When permafrost thaws, microbial consumption of those carbon reserves produces carbon dioxide - much of which eventually winds up in the atmosphere, but...05.10.2017 | Read more
Rutgers professor helps show how eruptions cool tropical Africa, spawning El Niños
Explosive volcanic eruptions in the tropics can lead to El Niño events, those notorious warming periods in the Pacific Ocean with dramatic global impacts on...04.10.2017 | Read more
Heidelberg researchers create model that sheds new light on the formation of terrestrial planets and Earth
The element carbon and its compounds form the basics for life on Earth. Short-duration flash-heating events in the solar nebula prior to the formation of...29.09.2017 | Read more
Oxford University scientists have shed new light on how the Earth was first formed.
Based on observations of newly-forming stars, scientists know that the solar system began as a disc of dust and gas surrounding the centrally-growing sun. The...28.09.2017 | Read more
Researchers have found a way to chart changes in the speed of deep-ocean currents using the most modest of materials -- mud
Researchers have found a way to chart changes in the speed of deep-ocean currents using the most modest of materials - mud. The approach, reported in the...27.09.2017 | Read more
Did scientists find Zealandia beneath the waves? Their two-month expedition was a success.
After a nine-week voyage to study the lost, submerged continent of Zealandia in the South Pacific, a team of 32 scientists from 12 countries has arrived in...27.09.2017 | Read more
University of Maryland researchers contribute to historic detection of gravitational waves and light created by event
On August 17, 2017, at 12:41:04 UTC, scientists made the first direct observation of a merger between two neutron stars--the dense, collapsed cores that remain...
Seven new papers describe the first-ever detection of light from a gravitational wave source. The event, caused by two neutron stars colliding and merging together, was dubbed GW170817 because it sent ripples through space-time that reached Earth on 2017 August 17. Around the world, hundreds of excited astronomers mobilized quickly and were able to observe the event using numerous telescopes, providing a wealth of new data.
Previous detections of gravitational waves have all involved the merger of two black holes, a feat that won the 2017 Nobel Prize in Physics earlier this month....

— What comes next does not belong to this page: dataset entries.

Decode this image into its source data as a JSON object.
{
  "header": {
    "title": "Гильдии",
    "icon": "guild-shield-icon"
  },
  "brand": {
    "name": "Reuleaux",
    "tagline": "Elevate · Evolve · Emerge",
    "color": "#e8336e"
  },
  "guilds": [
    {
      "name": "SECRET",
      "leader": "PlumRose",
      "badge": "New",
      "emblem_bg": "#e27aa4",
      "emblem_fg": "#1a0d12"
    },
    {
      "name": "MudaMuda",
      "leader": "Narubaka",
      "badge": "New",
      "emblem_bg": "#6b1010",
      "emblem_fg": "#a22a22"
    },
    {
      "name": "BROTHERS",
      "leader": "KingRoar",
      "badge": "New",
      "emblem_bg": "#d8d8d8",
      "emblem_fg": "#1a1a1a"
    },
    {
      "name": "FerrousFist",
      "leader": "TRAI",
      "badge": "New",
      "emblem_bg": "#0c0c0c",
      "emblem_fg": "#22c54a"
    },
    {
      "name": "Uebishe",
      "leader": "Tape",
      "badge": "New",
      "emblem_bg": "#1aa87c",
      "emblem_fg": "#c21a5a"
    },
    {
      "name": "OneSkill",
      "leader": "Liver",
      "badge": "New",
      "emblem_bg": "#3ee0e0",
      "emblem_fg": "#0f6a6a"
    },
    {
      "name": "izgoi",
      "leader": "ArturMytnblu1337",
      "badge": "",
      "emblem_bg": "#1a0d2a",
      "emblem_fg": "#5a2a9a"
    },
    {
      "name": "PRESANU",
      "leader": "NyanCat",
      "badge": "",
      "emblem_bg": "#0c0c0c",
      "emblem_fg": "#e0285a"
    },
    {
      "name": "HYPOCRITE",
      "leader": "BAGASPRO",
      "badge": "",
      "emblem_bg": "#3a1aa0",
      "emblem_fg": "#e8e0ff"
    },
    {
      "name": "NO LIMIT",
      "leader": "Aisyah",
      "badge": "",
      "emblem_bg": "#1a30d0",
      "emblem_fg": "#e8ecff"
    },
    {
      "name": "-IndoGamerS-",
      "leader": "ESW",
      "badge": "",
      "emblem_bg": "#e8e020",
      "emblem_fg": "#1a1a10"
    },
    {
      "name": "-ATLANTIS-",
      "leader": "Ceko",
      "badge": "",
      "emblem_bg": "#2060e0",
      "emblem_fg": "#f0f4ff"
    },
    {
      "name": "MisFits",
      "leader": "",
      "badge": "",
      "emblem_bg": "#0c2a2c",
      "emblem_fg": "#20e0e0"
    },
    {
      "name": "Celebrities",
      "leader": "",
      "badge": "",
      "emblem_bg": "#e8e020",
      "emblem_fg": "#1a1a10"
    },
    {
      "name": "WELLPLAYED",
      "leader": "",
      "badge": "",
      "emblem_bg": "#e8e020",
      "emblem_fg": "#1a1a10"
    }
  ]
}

Material defects in end products can quickly result in failures in many areas of industry, and have a massive impact on the safe use of their products. This is why, in the field of quality assurance, intelligent, nondestructive sensor systems play a key role. They allow testing components and parts in a rapid and cost-efficient manner without destroying the actual product or changing its surface. Experts from the Fraunhofer IZFP in Saarbrücken will be presenting two exhibits at the Blechexpo in Stuttgart from 7–10 November 2017 that allow fast, reliable, and automated characterization of materials and detection of defects (Hall 5, Booth 5306).

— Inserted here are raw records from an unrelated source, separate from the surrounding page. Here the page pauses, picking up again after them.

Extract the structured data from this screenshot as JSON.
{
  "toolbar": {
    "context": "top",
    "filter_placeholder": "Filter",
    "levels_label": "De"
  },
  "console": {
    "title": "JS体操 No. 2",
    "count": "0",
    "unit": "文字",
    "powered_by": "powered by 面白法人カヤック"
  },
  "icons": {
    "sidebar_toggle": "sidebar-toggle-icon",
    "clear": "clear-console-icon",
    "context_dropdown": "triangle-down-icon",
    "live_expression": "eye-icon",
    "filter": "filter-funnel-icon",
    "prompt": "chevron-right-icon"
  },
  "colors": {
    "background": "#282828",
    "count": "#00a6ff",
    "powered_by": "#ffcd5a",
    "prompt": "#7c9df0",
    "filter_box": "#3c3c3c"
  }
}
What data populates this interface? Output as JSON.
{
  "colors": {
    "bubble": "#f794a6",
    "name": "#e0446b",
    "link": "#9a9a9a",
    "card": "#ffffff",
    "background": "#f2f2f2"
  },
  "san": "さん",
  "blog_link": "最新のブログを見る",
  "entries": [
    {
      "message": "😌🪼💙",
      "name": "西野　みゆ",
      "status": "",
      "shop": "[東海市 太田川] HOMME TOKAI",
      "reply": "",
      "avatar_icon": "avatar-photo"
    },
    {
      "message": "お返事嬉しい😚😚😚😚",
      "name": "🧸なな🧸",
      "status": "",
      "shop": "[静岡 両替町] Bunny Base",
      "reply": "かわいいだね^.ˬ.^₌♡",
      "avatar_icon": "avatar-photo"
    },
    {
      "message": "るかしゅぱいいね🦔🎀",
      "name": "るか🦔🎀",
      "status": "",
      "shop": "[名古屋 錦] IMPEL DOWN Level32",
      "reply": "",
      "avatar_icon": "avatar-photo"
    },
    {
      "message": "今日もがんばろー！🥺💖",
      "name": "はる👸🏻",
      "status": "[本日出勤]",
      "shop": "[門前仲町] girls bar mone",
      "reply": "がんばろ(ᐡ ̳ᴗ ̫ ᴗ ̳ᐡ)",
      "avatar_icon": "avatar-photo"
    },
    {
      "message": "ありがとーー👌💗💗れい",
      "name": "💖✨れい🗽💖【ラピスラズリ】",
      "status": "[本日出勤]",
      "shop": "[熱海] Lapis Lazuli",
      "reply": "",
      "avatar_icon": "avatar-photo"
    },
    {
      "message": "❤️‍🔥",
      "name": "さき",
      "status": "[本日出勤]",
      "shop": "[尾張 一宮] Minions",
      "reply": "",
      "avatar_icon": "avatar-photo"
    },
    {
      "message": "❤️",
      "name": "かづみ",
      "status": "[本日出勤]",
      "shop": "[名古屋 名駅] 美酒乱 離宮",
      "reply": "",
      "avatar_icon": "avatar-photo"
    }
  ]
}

When quality testing uses time-consuming destructive test methods, it can result in enormous costs due to damaging or destroying the products. And given that...
Using a new cooling technique MPQ scientists succeed at observing collisions in a dense beam of cold and slow dipolar molecules.

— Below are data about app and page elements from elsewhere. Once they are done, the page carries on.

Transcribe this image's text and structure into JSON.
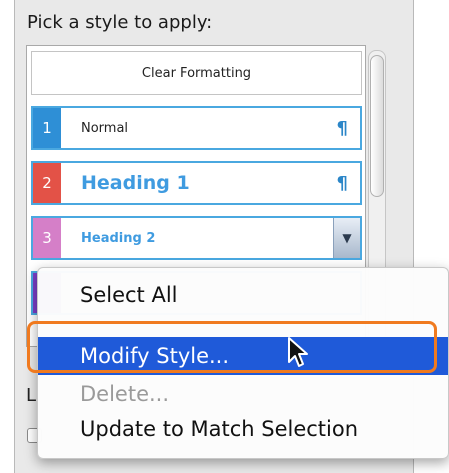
{
  "panel": {
    "title": "Pick a style to apply:"
  },
  "styles": [
    {
      "label": "Clear Formatting",
      "number": "",
      "color": ""
    },
    {
      "label": "Normal",
      "number": "1",
      "color": "#2e8fd6"
    },
    {
      "label": "Heading 1",
      "number": "2",
      "color": "#e35247"
    },
    {
      "label": "Heading 2",
      "number": "3",
      "color": "#d57fc8"
    }
  ],
  "background_fragments": {
    "list_label_initial": "L"
  },
  "context_menu": {
    "items": [
      {
        "label": "Select All",
        "state": "normal"
      },
      {
        "label": "Modify Style...",
        "state": "selected"
      },
      {
        "label": "Delete...",
        "state": "disabled"
      },
      {
        "label": "Update to Match Selection",
        "state": "normal"
      }
    ]
  },
  "icons": {
    "pilcrow": "¶",
    "dropdown_arrow": "▼"
  },
  "colors": {
    "accent_blue": "#4aa8e0",
    "heading_blue": "#3f9be0",
    "menu_selection": "#1f5ad9",
    "highlight_ring": "#f07a1f"
  }
}
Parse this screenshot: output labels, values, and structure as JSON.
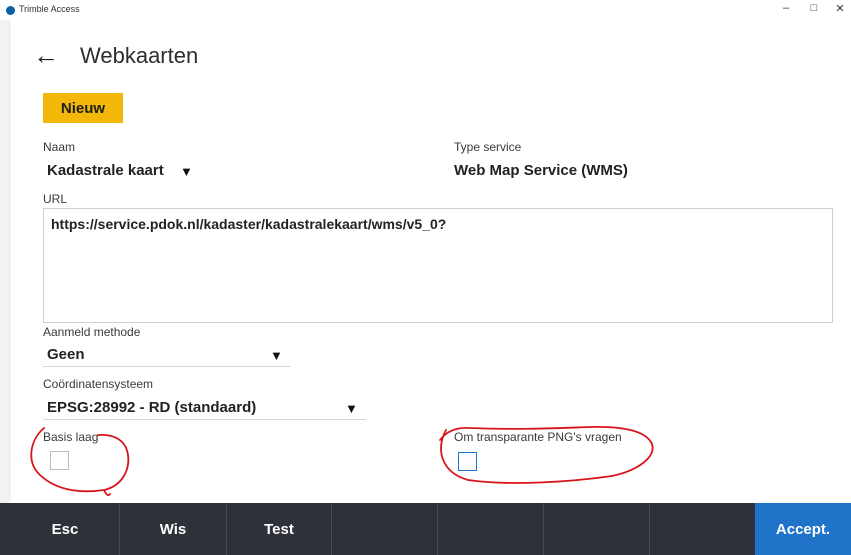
{
  "window": {
    "title": "Trimble Access",
    "minimize": "–",
    "maximize": "□",
    "close": "✕"
  },
  "header": {
    "back_icon": "←",
    "title": "Webkaarten"
  },
  "toolbar": {
    "new_label": "Nieuw"
  },
  "form": {
    "name_label": "Naam",
    "name_value": "Kadastrale kaart",
    "service_type_label": "Type service",
    "service_type_value": "Web Map Service (WMS)",
    "url_label": "URL",
    "url_value": "https://service.pdok.nl/kadaster/kadastralekaart/wms/v5_0?",
    "login_method_label": "Aanmeld methode",
    "login_method_value": "Geen",
    "crs_label": "Coördinatensysteem",
    "crs_value": "EPSG:28992 - RD (standaard)",
    "base_layer_label": "Basis laag",
    "base_layer_checked": false,
    "transparent_png_label": "Om transparante PNG's vragen",
    "transparent_png_checked": false,
    "caret": "▼"
  },
  "softkeys": {
    "esc": "Esc",
    "clear": "Wis",
    "test": "Test",
    "accept": "Accept."
  },
  "colors": {
    "accent_yellow": "#f3b709",
    "softkey_bar": "#2f3139",
    "accept_blue": "#1f73c9",
    "annotation_red": "#d8141b",
    "checkbox_focus": "#1e73d8"
  }
}
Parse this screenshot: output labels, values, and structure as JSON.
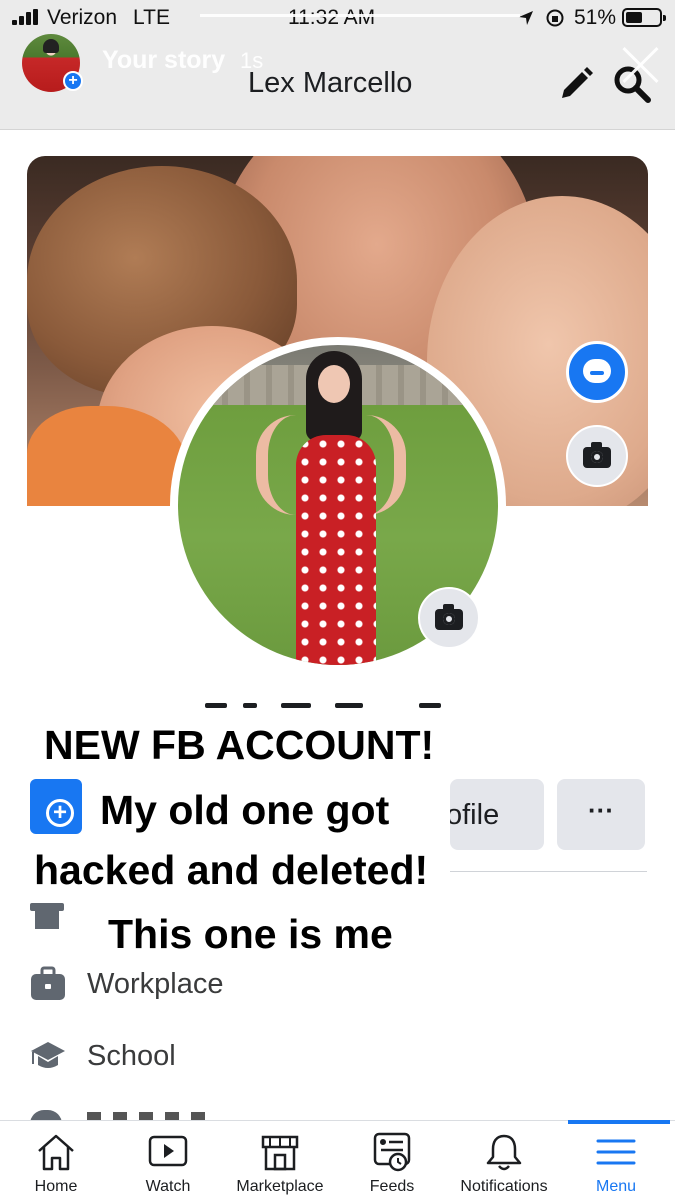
{
  "status_bar": {
    "carrier": "Verizon",
    "network": "LTE",
    "time": "11:32 AM",
    "battery": "51%",
    "battery_level": 0.51
  },
  "story": {
    "label": "Your story",
    "time": "1s"
  },
  "header": {
    "title": "Lex Marcello",
    "edit_icon": "pencil-icon",
    "search_icon": "search-icon",
    "close_icon": "close-icon"
  },
  "profile": {
    "edit_profile_label": "ofile",
    "more_label": "···"
  },
  "overlay_text": {
    "line1": "NEW FB ACCOUNT!",
    "line2": "My old one got",
    "line3": "hacked and deleted!",
    "line4": "This one is me"
  },
  "details": [
    {
      "icon": "briefcase-icon",
      "label": "Workplace"
    },
    {
      "icon": "graduation-cap-icon",
      "label": "School"
    }
  ],
  "tabs": [
    {
      "label": "Home",
      "icon": "home-icon",
      "active": false
    },
    {
      "label": "Watch",
      "icon": "watch-icon",
      "active": false
    },
    {
      "label": "Marketplace",
      "icon": "marketplace-icon",
      "active": false
    },
    {
      "label": "Feeds",
      "icon": "feeds-icon",
      "active": false
    },
    {
      "label": "Notifications",
      "icon": "bell-icon",
      "active": false
    },
    {
      "label": "Menu",
      "icon": "menu-icon",
      "active": true
    }
  ],
  "colors": {
    "accent": "#1877f2",
    "button_bg": "#e4e6eb",
    "text": "#1c1e21"
  }
}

How do chemical reactions proceed at extremely low temperatures? The answer requires the investigation of molecular samples that are cold, dense, and slow at...
Scientists from the Max Planck Institute of Quantum Optics, using high precision laser spectroscopy of atomic hydrogen, confirm the surprisingly small value of the proton radius determined from muonic hydrogen.
It was one of the breakthroughs of the year 2010: Laser spectroscopy of muonic hydrogen resulted in a value for the proton charge radius that was significantly...
17.10.2017 | Event News
10.10.2017 | Event News
10.10.2017 | Event News
18.10.2017 | Materials Sciences
18.10.2017 | Physics and Astronomy
18.10.2017 | Physics and Astronomy